* GIVEN RECORDS
=== Begin Enclosure ===

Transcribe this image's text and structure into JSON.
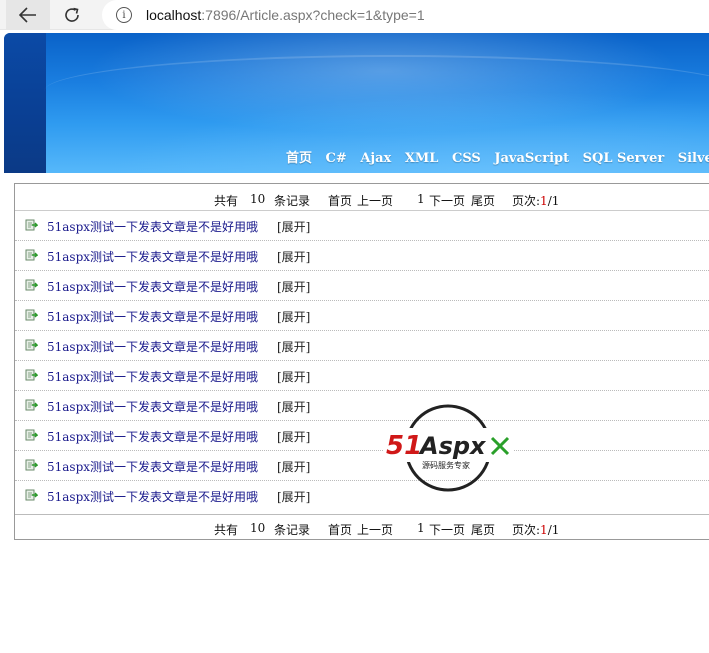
{
  "browser": {
    "url_host": "localhost",
    "url_rest": ":7896/Article.aspx?check=1&type=1"
  },
  "nav": {
    "items": [
      "首页",
      "C#",
      "Ajax",
      "XML",
      "CSS",
      "JavaScript",
      "SQL Server",
      "SilverLi"
    ]
  },
  "pager": {
    "total_prefix": "共有",
    "total_count": "10",
    "total_suffix": "条记录",
    "first": "首页",
    "prev": "上一页",
    "current": "1",
    "next": "下一页",
    "last": "尾页",
    "pages_label": "页次:",
    "page_current": "1",
    "page_sep": "/",
    "page_total": "1"
  },
  "articles": [
    {
      "title": "51aspx测试一下发表文章是不是好用哦",
      "expand": "[展开]"
    },
    {
      "title": "51aspx测试一下发表文章是不是好用哦",
      "expand": "[展开]"
    },
    {
      "title": "51aspx测试一下发表文章是不是好用哦",
      "expand": "[展开]"
    },
    {
      "title": "51aspx测试一下发表文章是不是好用哦",
      "expand": "[展开]"
    },
    {
      "title": "51aspx测试一下发表文章是不是好用哦",
      "expand": "[展开]"
    },
    {
      "title": "51aspx测试一下发表文章是不是好用哦",
      "expand": "[展开]"
    },
    {
      "title": "51aspx测试一下发表文章是不是好用哦",
      "expand": "[展开]"
    },
    {
      "title": "51aspx测试一下发表文章是不是好用哦",
      "expand": "[展开]"
    },
    {
      "title": "51aspx测试一下发表文章是不是好用哦",
      "expand": "[展开]"
    },
    {
      "title": "51aspx测试一下发表文章是不是好用哦",
      "expand": "[展开]"
    }
  ],
  "watermark": {
    "brand_red": "51",
    "brand_rest": "Aspx",
    "tagline": "源码服务专家"
  },
  "colors": {
    "link": "#1a1a8c",
    "pager_highlight": "#cc0000",
    "banner_blue": "#1a7ee0"
  }
}
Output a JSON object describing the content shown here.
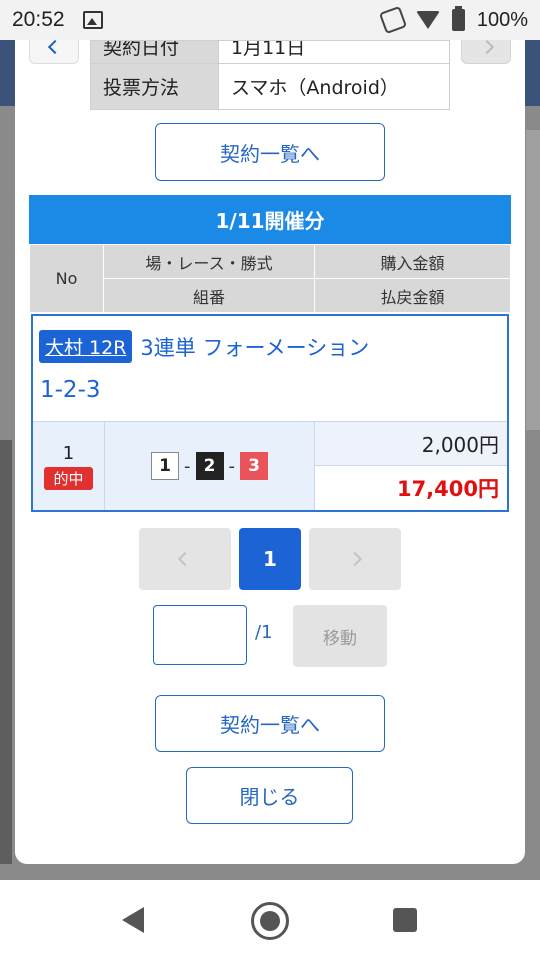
{
  "status_bar": {
    "time": "20:52",
    "battery": "100%"
  },
  "info": {
    "contract_date_label": "契約日付",
    "contract_date_value": "1月11日",
    "method_label": "投票方法",
    "method_value": "スマホ（Android）"
  },
  "buttons": {
    "contract_list_top": "契約一覧へ",
    "contract_list_bottom": "契約一覧へ",
    "close": "閉じる",
    "move": "移動"
  },
  "session": {
    "header": "1/11開催分",
    "columns": {
      "no": "No",
      "venue_race_type": "場・レース・勝式",
      "purchase_amount": "購入金額",
      "combination": "組番",
      "payout_amount": "払戻金額"
    }
  },
  "record": {
    "venue_race": "大村 12R",
    "bet_type": "3連単 フォーメーション",
    "combination_text": "1-2-3",
    "no": "1",
    "hit_label": "的中",
    "lanes": [
      "1",
      "2",
      "3"
    ],
    "separator": "-",
    "purchase": "2,000円",
    "payout": "17,400円"
  },
  "pagination": {
    "current": "1",
    "total": "/1",
    "input_value": ""
  },
  "colors": {
    "primary": "#1c63d6",
    "header": "#1b8ae7",
    "hit": "#e03030",
    "payout": "#e01010"
  }
}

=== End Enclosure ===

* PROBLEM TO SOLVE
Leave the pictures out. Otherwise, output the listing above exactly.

* EXERCISE SOLUTION
Transcribe this image's text and structure into JSON.
{
  "browser": {
    "url_host": "localhost",
    "url_rest": ":7896/Article.aspx?check=1&type=1"
  },
  "nav": {
    "items": [
      "首页",
      "C#",
      "Ajax",
      "XML",
      "CSS",
      "JavaScript",
      "SQL Server",
      "SilverLi"
    ]
  },
  "pager": {
    "total_prefix": "共有",
    "total_count": "10",
    "total_suffix": "条记录",
    "first": "首页",
    "prev": "上一页",
    "current": "1",
    "next": "下一页",
    "last": "尾页",
    "pages_label": "页次:",
    "page_current": "1",
    "page_sep": "/",
    "page_total": "1"
  },
  "articles": [
    {
      "title": "51aspx测试一下发表文章是不是好用哦",
      "expand": "[展开]"
    },
    {
      "title": "51aspx测试一下发表文章是不是好用哦",
      "expand": "[展开]"
    },
    {
      "title": "51aspx测试一下发表文章是不是好用哦",
      "expand": "[展开]"
    },
    {
      "title": "51aspx测试一下发表文章是不是好用哦",
      "expand": "[展开]"
    },
    {
      "title": "51aspx测试一下发表文章是不是好用哦",
      "expand": "[展开]"
    },
    {
      "title": "51aspx测试一下发表文章是不是好用哦",
      "expand": "[展开]"
    },
    {
      "title": "51aspx测试一下发表文章是不是好用哦",
      "expand": "[展开]"
    },
    {
      "title": "51aspx测试一下发表文章是不是好用哦",
      "expand": "[展开]"
    },
    {
      "title": "51aspx测试一下发表文章是不是好用哦",
      "expand": "[展开]"
    },
    {
      "title": "51aspx测试一下发表文章是不是好用哦",
      "expand": "[展开]"
    }
  ],
  "watermark": {
    "brand_red": "51",
    "brand_rest": "Aspx",
    "tagline": "源码服务专家"
  },
  "colors": {
    "link": "#1a1a8c",
    "pager_highlight": "#cc0000",
    "banner_blue": "#1a7ee0"
  }
}
Output a JSON object describing the content shown here.
{
  "status_bar": {
    "time": "20:52",
    "battery": "100%"
  },
  "info": {
    "contract_date_label": "契約日付",
    "contract_date_value": "1月11日",
    "method_label": "投票方法",
    "method_value": "スマホ（Android）"
  },
  "buttons": {
    "contract_list_top": "契約一覧へ",
    "contract_list_bottom": "契約一覧へ",
    "close": "閉じる",
    "move": "移動"
  },
  "session": {
    "header": "1/11開催分",
    "columns": {
      "no": "No",
      "venue_race_type": "場・レース・勝式",
      "purchase_amount": "購入金額",
      "combination": "組番",
      "payout_amount": "払戻金額"
    }
  },
  "record": {
    "venue_race": "大村 12R",
    "bet_type": "3連単 フォーメーション",
    "combination_text": "1-2-3",
    "no": "1",
    "hit_label": "的中",
    "lanes": [
      "1",
      "2",
      "3"
    ],
    "separator": "-",
    "purchase": "2,000円",
    "payout": "17,400円"
  },
  "pagination": {
    "current": "1",
    "total": "/1",
    "input_value": ""
  },
  "colors": {
    "primary": "#1c63d6",
    "header": "#1b8ae7",
    "hit": "#e03030",
    "payout": "#e01010"
  }
}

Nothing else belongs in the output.